Apart from my A-Level studies at college, I am part of the Aspire group where I get to debate a lot of current topics including: ‘healthcare is not a human right’. I read an article on this by Philip Barlow a consultant neurosurgeon that had a very biased view that it should not be human right using the argument that the question is not capable of definition as this topic is uncertain. Is health care a right to basic provisions such as clean water and adequate food or right to cosmic surgery and organ transplantation. Following this debate at college I wanted to explore the increasing struggles that have arisen in the last four decades at the United Nations and elsewhere who gets to define human rights in practice. By attending a debate at the University of London I was able to explore the topic of uncertainty further as philosophers and lawyers argue amongst themselves about how real human rights such as freedom from torture can be distinguished from fake ones (a right to the internet) daily.

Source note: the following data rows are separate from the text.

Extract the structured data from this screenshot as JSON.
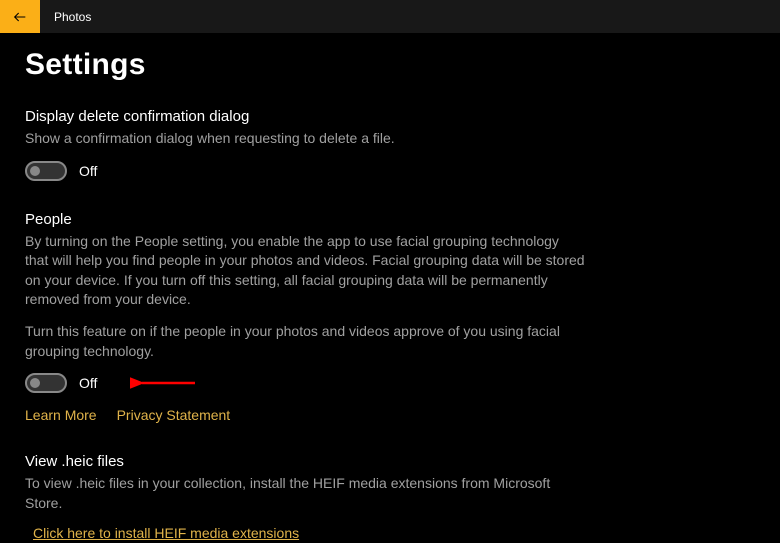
{
  "header": {
    "app_title": "Photos"
  },
  "page": {
    "title": "Settings"
  },
  "sections": {
    "delete_confirm": {
      "title": "Display delete confirmation dialog",
      "description": "Show a confirmation dialog when requesting to delete a file.",
      "toggle_state": "Off"
    },
    "people": {
      "title": "People",
      "description": "By turning on the People setting, you enable the app to use facial grouping technology that will help you find people in your photos and videos. Facial grouping data will be stored on your device. If you turn off this setting, all facial grouping data will be permanently removed from your device.",
      "description2": "Turn this feature on if the people in your photos and videos approve of you using facial grouping technology.",
      "toggle_state": "Off",
      "learn_more": "Learn More",
      "privacy": "Privacy Statement"
    },
    "heic": {
      "title": "View .heic files",
      "description": "To view .heic files in your collection, install the HEIF media extensions from Microsoft Store.",
      "link": "Click here to install HEIF media extensions"
    }
  }
}
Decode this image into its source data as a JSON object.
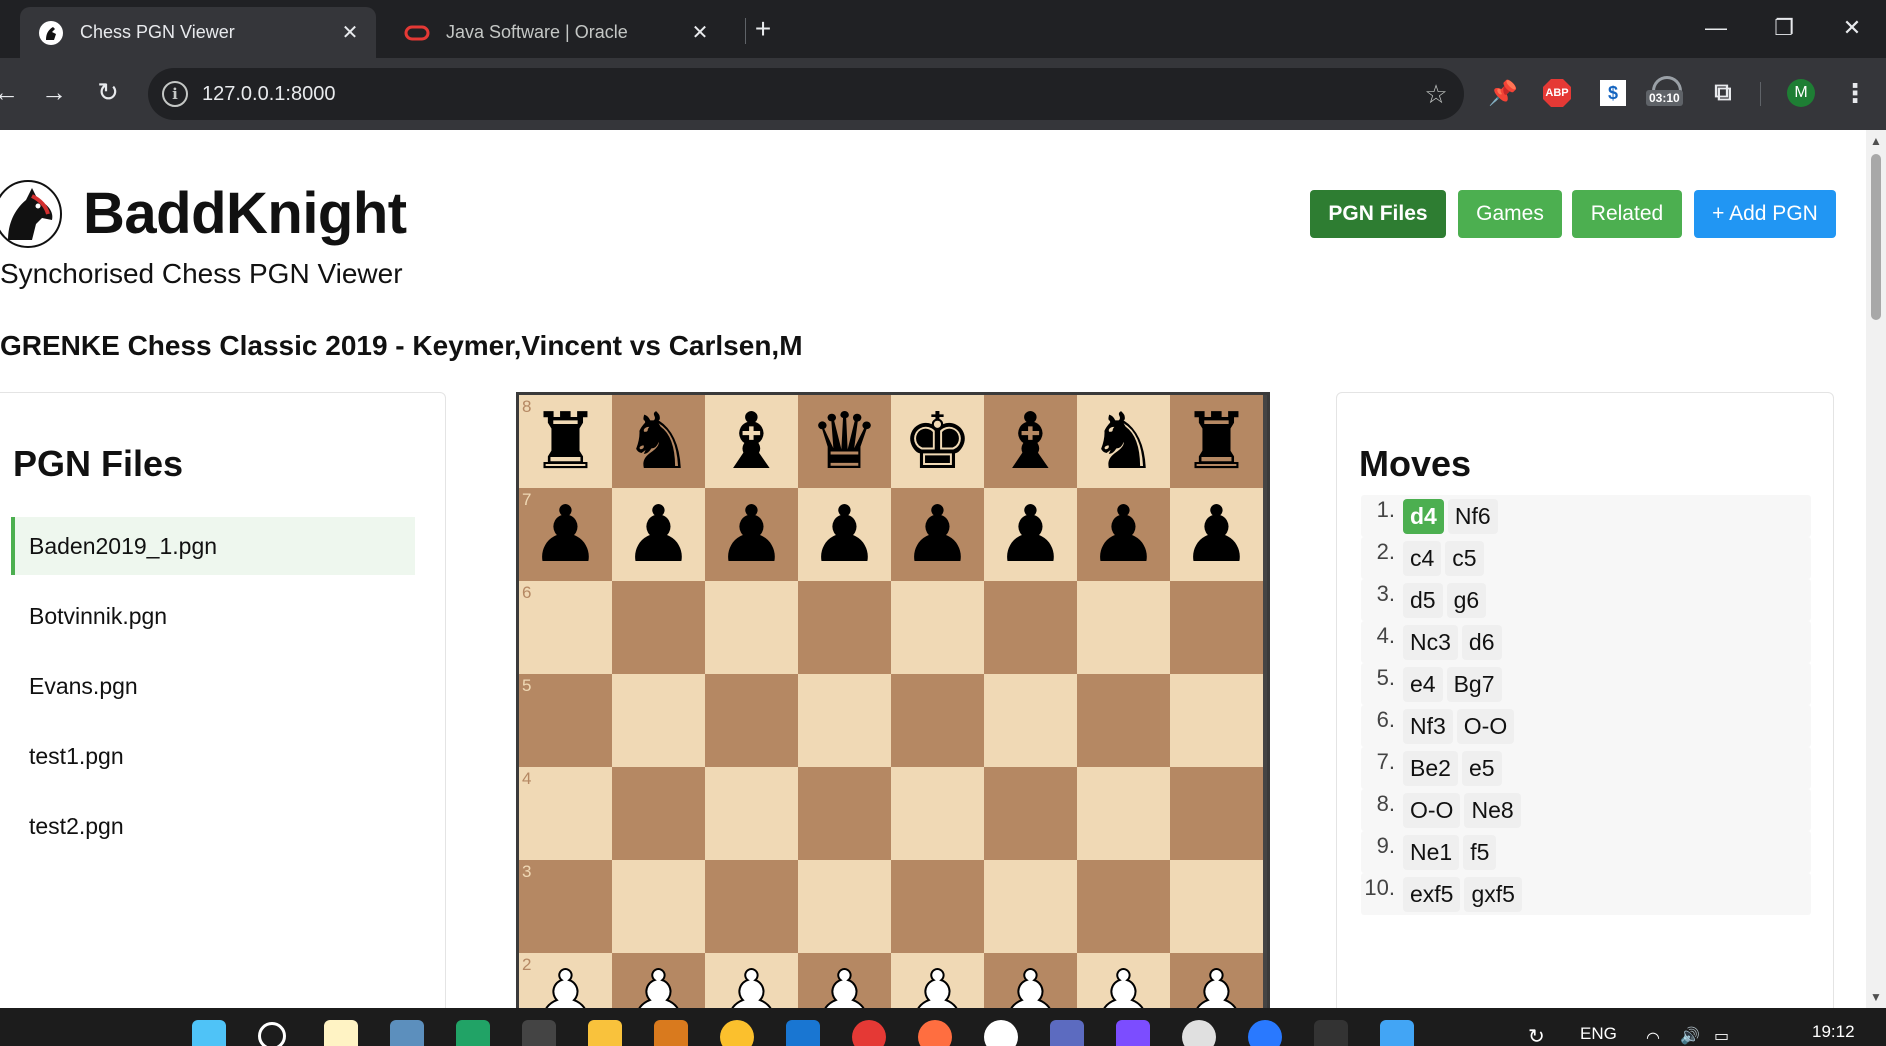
{
  "browser": {
    "tabs": [
      {
        "title": "Chess PGN Viewer",
        "active": true
      },
      {
        "title": "Java Software | Oracle",
        "active": false
      }
    ],
    "url": "127.0.0.1:8000",
    "extensions": {
      "abp": "ABP",
      "timer": "03:10",
      "profile_initial": "M"
    }
  },
  "site": {
    "title": "BaddKnight",
    "subtitle": "Synchorised Chess PGN Viewer",
    "nav": [
      "PGN Files",
      "Games",
      "Related",
      "+ Add PGN"
    ]
  },
  "game_title": "GRENKE Chess Classic 2019 - Keymer,Vincent vs Carlsen,M",
  "files_panel": {
    "heading": "PGN Files",
    "files": [
      "Baden2019_1.pgn",
      "Botvinnik.pgn",
      "Evans.pgn",
      "test1.pgn",
      "test2.pgn"
    ],
    "active_index": 0
  },
  "board": {
    "visible_ranks": [
      "8",
      "7",
      "6",
      "5",
      "4",
      "3",
      "2"
    ],
    "rows": [
      [
        "r",
        "n",
        "b",
        "q",
        "k",
        "b",
        "n",
        "r"
      ],
      [
        "p",
        "p",
        "p",
        "p",
        "p",
        "p",
        "p",
        "p"
      ],
      [
        "",
        "",
        "",
        "",
        "",
        "",
        "",
        ""
      ],
      [
        "",
        "",
        "",
        "",
        "",
        "",
        "",
        ""
      ],
      [
        "",
        "",
        "",
        "",
        "",
        "",
        "",
        ""
      ],
      [
        "",
        "",
        "",
        "",
        "",
        "",
        "",
        ""
      ],
      [
        "P",
        "P",
        "P",
        "P",
        "P",
        "P",
        "P",
        "P"
      ]
    ]
  },
  "moves_panel": {
    "heading": "Moves",
    "moves": [
      {
        "num": "1.",
        "white": "d4",
        "black": "Nf6"
      },
      {
        "num": "2.",
        "white": "c4",
        "black": "c5"
      },
      {
        "num": "3.",
        "white": "d5",
        "black": "g6"
      },
      {
        "num": "4.",
        "white": "Nc3",
        "black": "d6"
      },
      {
        "num": "5.",
        "white": "e4",
        "black": "Bg7"
      },
      {
        "num": "6.",
        "white": "Nf3",
        "black": "O-O"
      },
      {
        "num": "7.",
        "white": "Be2",
        "black": "e5"
      },
      {
        "num": "8.",
        "white": "O-O",
        "black": "Ne8"
      },
      {
        "num": "9.",
        "white": "Ne1",
        "black": "f5"
      },
      {
        "num": "10.",
        "white": "exf5",
        "black": "gxf5"
      }
    ],
    "current": "d4"
  },
  "taskbar": {
    "language": "ENG",
    "time": "19:12"
  },
  "colors": {
    "board_light": "#f0d9b5",
    "board_dark": "#b58863",
    "nav_active": "#2e7d32",
    "nav_green": "#4caf50",
    "nav_blue": "#2196f3"
  }
}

I feel it is important to contribute to society such as having the opportunity to do pro bono work at university. Being a selected member of the school council for multiple years, a prefect and a college ambassador, I improved my communication, leadership and team working skills through responsibilities such as giving assemblies, helping at open days, organising fundraising events and leading community games for primary school students. I also have a part- time job tutoring two primary students weekly, this requires me to be organised by planning the sessions. Further, I volunteer at a language school every Saturday using my bilingual skills being a teacher assistant at a Greek GCSE class. My ability to balance all these commitments with my successful academic studies reflect how committed I am to my academic studies.
(Further international charitable activities include travelling to Attica, Greece this summer following the devastating fires to volunteer for five days at Rafina’s city hall collecting donations and advising citizens on what schemes are available for them. My family’s home was destroyed along with the other thousands of buildings. This raised my awareness of current international challenges, inspiring me to work for a global organisation such as the United Nations to be able to confront common challenges.)